Series Preview: Pirates vs. Cubs Part 4: The Bloodening
It's been a while since the Cubs played the Pirates. When last they met, Pittsburgh managed to squeak out a couple of close wins, although the Cubs can still thank Pittsburgh for their huge run differential, as they've lit up the Pirates staff like they're firecrackers. The Cubs are presently clicking on all cylinders, riding a 5-game winning streak, and the Pirates have just sent their greatest offensive asset to the Red Sox for a plague of prospects who are not likely to have an impact in the NL Central for a year or more, if ever at all based on the Pirates' past luck. Let's take a look at the match-ups:
The Pitching Match-Ups:
Friday, August 1st Jason Marquis (6-6, 4.68 ERA) vs. Jeff Karstens (First Appearance this year)
Ah yes, the weak link of the Cubs rotation opens the series by squaring off against a newly acquired Yankees prospect with a career ERA of 5.65 in 57.1 innings of work.
Marquis has been exactly what we thought he'd be - inconsistent leaning toward terrible. He is, at best, the 6th best starter on the squad, and he may even be the 7th. However, the cost of his contract pretty much guarantees his placement in the rotation, and at this point I have to think that we mostly agree that the Cubs could very well be better off had Hendry never signed him.
Karstens, on the other hand, has yet to not struggle at the Major League level. His minor league totals aren't outstanding either - he's 44-31 in 113 games pitched with an ERA of 3.52. Hey, you never know, he might be starting pitcher material, but he's not about to bust out against this Cubs offense. Marquis be damned, I like the Cubs chances today.
Saturday, August 2nd Ted Lilly (10-6, 4.49 ERA) vs. Paul Maholm (7-6, 3.79 ERA)
Hard to believe that Lilly's ERA is only 0.19 runs better than that of Marquis. He's been working hard all year long to get that ERA to look respectable, and I am convinced that he will finish the season with an ERA in the high 3's. It can't hurt to face an offense as decimated as the Pirates.
Maholm is 26 and has seen a fair amount of success this year. He's only faced the Cubs once, in a game in which he surrendered 5 runs in 8 innings (although the Pirates still managed to win). The Cubs will be seeking revenge tomorrow.

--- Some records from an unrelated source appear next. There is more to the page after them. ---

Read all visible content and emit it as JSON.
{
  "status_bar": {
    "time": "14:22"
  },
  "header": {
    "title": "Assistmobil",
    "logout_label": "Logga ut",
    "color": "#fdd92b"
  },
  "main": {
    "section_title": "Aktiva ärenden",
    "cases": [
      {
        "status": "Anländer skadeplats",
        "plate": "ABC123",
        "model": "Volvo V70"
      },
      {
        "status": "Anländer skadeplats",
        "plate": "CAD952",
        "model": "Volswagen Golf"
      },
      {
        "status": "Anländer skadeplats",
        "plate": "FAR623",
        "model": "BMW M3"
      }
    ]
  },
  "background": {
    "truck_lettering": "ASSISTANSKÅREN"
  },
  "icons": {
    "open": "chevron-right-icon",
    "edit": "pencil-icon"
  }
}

Sunday, August 3rd Carlos Zambrano (12-4, 2.80 ERA) vs. Ian Snell (4-8, 6.04 ERA)
Zambrano, no longer the clear-cut best pitcher on the roster, looks to pad his numbers against the Pirates on Sunday. The Moose is coming off an intensely focused start against the Brewers, but he threw 118 pitches and I for one will be looking closely to see if fatigue is a factor.
Ian Snell is yet another young Pirates pitcher of questionable major league talent. He won 14 in 2006, and his best ERA was in '07 at 3.76, but this year Snell is Marquis-like in his mediocrity. In fact, one of his best starts came against the Cubs on April 18th, although the Pirates lost that game despite Snell's 6 inning, 3-run game.
Not too long ago, I was thinking about the best period of the season so far this year - May 29th through June 3rd, when the Cubs won 9 straight. I thought at the time, "why is it that good teams can win 9 straight once, but usually not twice in a season?" Maybe it's a simple thought and a stupid one, but I have been described as being both of those things in the past.
Point is, why couldn't the Cubs string together another big winning streak? Maybe the previous answer is that injuries were a contributing factor to the team's inability to win lots of games in a row, but the offense is healthy, the rotation is strong, and even without Kerry Wood, the bullpen is doing well.
In other words, I hope and believe that the Cubs can and will beat up on the Pirates some more. It should happen, it could happen, hopefully it will happen. But even if it doesn't, I still wouldn't want to be a Brewer fan right now. The Cubs have a firm grip on the NL Central, and I don't expect that to change.